  • Ability to say no. The Forest Service has the right to say “no” to a mine, the association says, adding, “The Forest Service will not issue permits if the applicant cannot demonstrate compliance with the numerous design and operational requirements. The Forest Service’s regulations are designed to minimize adverse environmental impacts during and after operations.”

(Upchurch acknowledged that the service can say no to a mining proposal that would violate federal laws, but said the agency is hampered by the lack of ability to say no to a mine on a site it believes isn’t appropriate for mining.)

  • Ability to look at and mitigate for all impacts of mining: The (1872) “law is not an environmental statute.
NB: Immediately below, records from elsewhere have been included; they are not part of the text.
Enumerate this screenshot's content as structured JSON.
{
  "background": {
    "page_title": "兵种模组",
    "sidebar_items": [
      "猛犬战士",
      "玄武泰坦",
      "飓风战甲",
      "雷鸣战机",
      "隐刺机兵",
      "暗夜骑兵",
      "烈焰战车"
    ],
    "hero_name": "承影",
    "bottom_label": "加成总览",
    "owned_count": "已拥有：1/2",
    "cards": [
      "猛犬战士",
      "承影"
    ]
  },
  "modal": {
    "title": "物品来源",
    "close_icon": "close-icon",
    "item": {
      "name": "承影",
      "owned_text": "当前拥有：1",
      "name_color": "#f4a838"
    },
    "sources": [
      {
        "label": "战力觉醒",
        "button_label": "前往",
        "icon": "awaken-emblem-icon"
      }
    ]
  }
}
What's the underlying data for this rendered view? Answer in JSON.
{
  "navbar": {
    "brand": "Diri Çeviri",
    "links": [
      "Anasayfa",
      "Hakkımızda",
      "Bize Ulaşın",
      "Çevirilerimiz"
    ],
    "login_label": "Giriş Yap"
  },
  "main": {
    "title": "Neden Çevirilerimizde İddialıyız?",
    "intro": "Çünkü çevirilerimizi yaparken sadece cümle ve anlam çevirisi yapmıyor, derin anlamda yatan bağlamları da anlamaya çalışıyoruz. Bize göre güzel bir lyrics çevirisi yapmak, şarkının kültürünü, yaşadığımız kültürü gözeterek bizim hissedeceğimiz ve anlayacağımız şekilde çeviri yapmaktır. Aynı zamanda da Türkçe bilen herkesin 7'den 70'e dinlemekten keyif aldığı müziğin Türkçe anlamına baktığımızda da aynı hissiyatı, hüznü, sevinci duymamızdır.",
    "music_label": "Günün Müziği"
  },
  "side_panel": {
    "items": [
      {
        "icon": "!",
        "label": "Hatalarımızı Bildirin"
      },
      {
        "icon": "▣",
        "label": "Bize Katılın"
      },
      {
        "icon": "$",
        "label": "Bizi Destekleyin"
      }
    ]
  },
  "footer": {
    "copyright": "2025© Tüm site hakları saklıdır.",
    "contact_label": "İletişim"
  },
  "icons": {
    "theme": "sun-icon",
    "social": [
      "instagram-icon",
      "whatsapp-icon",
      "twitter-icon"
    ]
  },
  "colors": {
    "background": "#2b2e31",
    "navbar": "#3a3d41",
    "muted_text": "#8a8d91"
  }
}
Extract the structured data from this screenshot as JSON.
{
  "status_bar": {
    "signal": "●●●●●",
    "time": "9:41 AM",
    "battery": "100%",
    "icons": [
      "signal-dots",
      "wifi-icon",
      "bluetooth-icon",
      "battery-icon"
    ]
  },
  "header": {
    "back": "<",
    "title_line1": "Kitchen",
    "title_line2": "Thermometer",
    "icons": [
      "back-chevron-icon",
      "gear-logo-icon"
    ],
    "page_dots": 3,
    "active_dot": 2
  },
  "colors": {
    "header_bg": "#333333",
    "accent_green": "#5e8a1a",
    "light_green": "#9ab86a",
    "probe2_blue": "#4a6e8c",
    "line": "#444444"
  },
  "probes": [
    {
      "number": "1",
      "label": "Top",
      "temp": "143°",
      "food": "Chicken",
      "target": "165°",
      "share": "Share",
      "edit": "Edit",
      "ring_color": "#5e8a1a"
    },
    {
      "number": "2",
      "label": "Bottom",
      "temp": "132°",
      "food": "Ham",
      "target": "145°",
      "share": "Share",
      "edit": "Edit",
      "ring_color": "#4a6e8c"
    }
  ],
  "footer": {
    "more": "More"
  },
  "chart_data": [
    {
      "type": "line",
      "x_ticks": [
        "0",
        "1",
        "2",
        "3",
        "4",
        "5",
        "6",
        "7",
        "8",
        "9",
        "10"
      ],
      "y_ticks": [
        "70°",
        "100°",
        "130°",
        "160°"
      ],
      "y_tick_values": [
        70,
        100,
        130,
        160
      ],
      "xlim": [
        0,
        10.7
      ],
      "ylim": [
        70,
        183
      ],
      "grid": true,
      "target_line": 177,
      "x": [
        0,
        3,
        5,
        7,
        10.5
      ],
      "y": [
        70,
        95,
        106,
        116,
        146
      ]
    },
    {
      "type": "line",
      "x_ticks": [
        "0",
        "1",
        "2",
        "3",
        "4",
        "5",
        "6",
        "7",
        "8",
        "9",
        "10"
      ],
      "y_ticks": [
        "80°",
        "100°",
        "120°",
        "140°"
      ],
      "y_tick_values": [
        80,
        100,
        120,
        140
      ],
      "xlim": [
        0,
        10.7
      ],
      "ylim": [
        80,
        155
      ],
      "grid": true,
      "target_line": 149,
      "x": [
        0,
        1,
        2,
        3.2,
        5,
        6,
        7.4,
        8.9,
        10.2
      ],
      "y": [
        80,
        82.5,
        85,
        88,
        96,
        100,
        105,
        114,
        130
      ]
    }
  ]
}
It is complemented by exhaustive federal and state environmental, ecological, reclamation and financial assurance laws and regulations to ensure that operations fully protect public health and safety, the environment, and wildlife,” the association says.

“Mining operations operating on federal land, including Forest Service land, must obtain a federal plan of operations. This plan is scrutinized under the National Environmental Policy Act, usually requiring the preparation of an environmental impact statement, which evaluates potential environmental impacts of the mining operation, assesses alternatives, and requires the identification of mitigation measures to reduce potentially significant environmental impacts.”

  • Timetable for approving new mines: “The U.S. government’s process for securing the necessary mine permits — examining nearly every aspect of a project — is exhaustive and it now regularly takes 10 years or more — one of the longest mine permitting processes in the world.”

Contact reporter Tony Davis at tdavis@tucson.com or 806-7746. On Twitter@tonydavis987.